Anderson, L. H. (1999). Speak. Harrisonburg, VA: RR Donnelley & Sons Company

Miranda Sordino is an incoming freshman at Merryweather High School, but she's having a bad start.  She's the subject of bullying, is called a "squealer," an outcast, and a social pariah.  She'd love to talk to her friend Rachel about it, but she's disowned her too.  Her first day of class, she loses her way and gets in trouble, she doesn't think much of her teachers or classes, except for art, and she eats lunch alone in the cafeteria. Also on the first day, she get food thrown at her and she runs away.  When she's asked why she's leaving the cafeteria, she doesn't say a word, so she gets in trouble.  Miranda finds herself in these conditions because she was raped at the end-of-the-summer eighth grade party and called the police.  Nobody likes her much because of that.  Dealing with feelings of guilt, blame, and isolation, Miranda retreats into a closed at school.  She also does this at home where she muffles her screams by putting clothes into her mouth.  It isn't until her art teacher gives her an assignment of portraying a tree through art, that she learns to deal with these feelings and emotions.  In history, she does a report on women suffrage and decides to not presented because that's her right. Her teacher tells her that women suffrage is about speaking up for your rights instead of being silent. Miranda decides to tell her friend Rachel, who is now dating Andy (the rapist), and Rachel dismisses it as false - until he tries to dance with her inappropriately at prom. Andy and Miranda have one last encounter when Miranda is cleaning up the close where she stays at school.  Andy tries to rape her again, blaming her for his falling out with Rachel, but this time, Miranda defends herself and speaks up. She finishes her tree project and finally opens up to her art teacher.

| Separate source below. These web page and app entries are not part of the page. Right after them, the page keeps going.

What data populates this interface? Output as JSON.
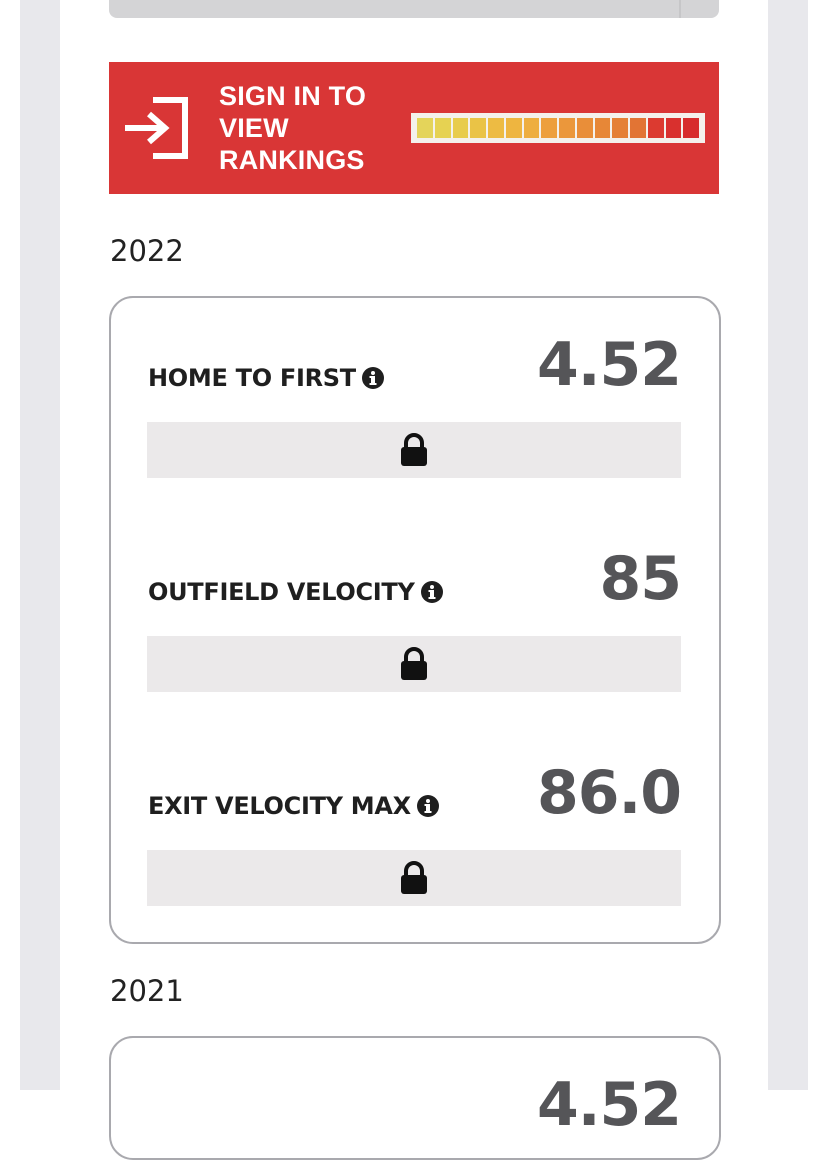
{
  "signin_banner": {
    "text": "SIGN IN TO VIEW RANKINGS",
    "color": "#d93636",
    "icon": "sign-in-icon",
    "rank_scale_colors": [
      "#e4d45a",
      "#e6d252",
      "#e8cc4c",
      "#eac346",
      "#edbb43",
      "#eeb540",
      "#eeae3f",
      "#ed9f3d",
      "#eb973b",
      "#e98e39",
      "#e78737",
      "#e58036",
      "#e27434",
      "#dc3a30",
      "#d9302e",
      "#d72c2c"
    ]
  },
  "sections": [
    {
      "year": "2022",
      "stats": [
        {
          "label": "HOME TO FIRST",
          "value": "4.52"
        },
        {
          "label": "OUTFIELD VELOCITY",
          "value": "85"
        },
        {
          "label": "EXIT VELOCITY MAX",
          "value": "86.0"
        }
      ]
    },
    {
      "year": "2021",
      "stats": [
        {
          "label": "",
          "value": "4.52"
        }
      ]
    }
  ]
}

Anderson's piece deals with sensitive topics, emotions, and psychological issues that plague rape victims.  Miranda was a little drunk at the party when she was raped, and she battles feelings of guilt and blame.  Because of these Miranda secludes herself and almost detaches herself completely from having any social life in school.  Many girls struggle with these same issues at this young age.  Unfortunately rape is still something that makes girls and women be silent about their struggles and healing process.  This book has helped many girls overcome such battles.

TeachingBooks.net has book guides, resources, vocabulary lists, and author interviews and blogs that accompany this book. In addition, Andrea Hipsher and Erin McCrory from Kennesaw State University have a blog dedicated to this novel, lesson plans, projects, novel summaries, etc.

In 2004, Speak debuted as a motion picture featuring Kirsten Stewart and Elizabeth Perkins. 

Requirement: Speak by Laurie Halse Anderson
Book cover images from Amazon.com
Speak Trailer uploaded to YouTube by ksrocks333 on Sept. 12, 2007